(Mark J. Terrill / Associated Press)

For three seasons the same question has circulated: Do the Clippers need a traditional point guard to unlock the best version of Leonard and George’s combination? They tried in 2021 by trading for Rajon Rondo, but the move yielded little postseason benefits. In February, the Clippers played after the trade deadline without a backup point, preferring their wings to expand that area of their game.

League sources believe the Clippers indeed will explore options to add a point guard, but with the ball in the high-usage hands of Leonard and George’s hands a lot next season, pursuing any guard doesn’t make sense — only one who can move the proverbial needle.

“The game now is played a little bit differently, there are some obviously elite point guards in the league, but a lot of teams are playing through their wings like we do,” Frank said. “So I look at it as do we have enough play initiators between Kawhi, PG, Norm [Powell], Reggie [Jackson], Terance [Mann]? I don’t know; we’ll look at it. We’re not averse to it, but we’ll continue to evaluate and see if we have to address it.”

Could Jason Preston fill such a guard role in rotation?

Utah Jazz's Jarrell Brantley drives into Clippers' Jason Preston.
Utah Jazz’s Jarrell Brantley, right, drives into Clippers’ Jason Preston during the first half of an NBA summer league game on Aug. 15, 2021, in Las Vegas.
(John Locher / Associated Press)

Preston, a 2021 second-round pick out of Ohio, turned heads during offseason workouts but injured his foot on the eve of training camp and missed the entire season.

Fellow rookie Brandon Boston Jr. had nearly 800 minutes of playing time this season in which to make mistakes and develop but Preston will be making his NBA debut under far higher stakes as the team’s title pursuit restarts.
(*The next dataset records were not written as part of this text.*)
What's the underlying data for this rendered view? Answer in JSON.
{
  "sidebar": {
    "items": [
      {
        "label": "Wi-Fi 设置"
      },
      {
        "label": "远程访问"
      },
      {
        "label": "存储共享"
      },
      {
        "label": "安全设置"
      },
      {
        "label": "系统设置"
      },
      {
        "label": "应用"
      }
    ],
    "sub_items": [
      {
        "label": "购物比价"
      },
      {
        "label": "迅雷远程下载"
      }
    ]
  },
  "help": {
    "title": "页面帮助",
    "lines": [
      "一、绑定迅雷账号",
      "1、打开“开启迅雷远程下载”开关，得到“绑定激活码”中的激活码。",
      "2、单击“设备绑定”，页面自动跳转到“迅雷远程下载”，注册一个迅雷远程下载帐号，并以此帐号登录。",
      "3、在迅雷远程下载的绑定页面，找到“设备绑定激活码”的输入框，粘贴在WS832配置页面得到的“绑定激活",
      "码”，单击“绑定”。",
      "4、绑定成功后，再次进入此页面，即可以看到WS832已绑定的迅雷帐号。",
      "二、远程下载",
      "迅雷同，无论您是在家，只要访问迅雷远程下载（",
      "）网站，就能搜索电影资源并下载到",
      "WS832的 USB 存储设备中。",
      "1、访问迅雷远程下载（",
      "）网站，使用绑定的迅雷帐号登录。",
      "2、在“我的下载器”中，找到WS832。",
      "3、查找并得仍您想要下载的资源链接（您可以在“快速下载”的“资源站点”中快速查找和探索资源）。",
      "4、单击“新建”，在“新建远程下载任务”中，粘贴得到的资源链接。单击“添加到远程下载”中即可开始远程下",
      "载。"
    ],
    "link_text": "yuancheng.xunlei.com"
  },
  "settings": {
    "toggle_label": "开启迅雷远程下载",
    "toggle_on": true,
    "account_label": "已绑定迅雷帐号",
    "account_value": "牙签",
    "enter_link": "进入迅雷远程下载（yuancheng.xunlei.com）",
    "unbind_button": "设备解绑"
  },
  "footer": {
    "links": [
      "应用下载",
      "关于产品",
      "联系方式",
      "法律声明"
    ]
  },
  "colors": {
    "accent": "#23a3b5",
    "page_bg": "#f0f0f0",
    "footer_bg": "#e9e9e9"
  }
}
That doesn’t mean there won’t be opportunities for the young guard, Frank said.

“There was an old-school way of looking at it as ‘Oh, young player, you’ve just got to wait your turn,’ ” Frank said. “Well, that’s not necessarily true.”

The Clippers fell short of the playoffs with injuries and COVID hurting their chances until the final game Friday. They still have plans for a title run.

Frank noted New Orleans beat the Clippers in the play-in tournament using three rookies in prominent roles. For Preston, it’s a matter of wait-and-see. The team is hopeful Preston — and Jay Scrubb, who underwent turf toe surgery in February — will be healthy enough to participate in summer league in July.

“I think it’s just being totally open, and his game and his rate of development and improvement will show us,” Frank said. “And I think the great thing about Ty, his loyalty is to winning that game, meaning whoever gets us the best chance to win a certain game plays.”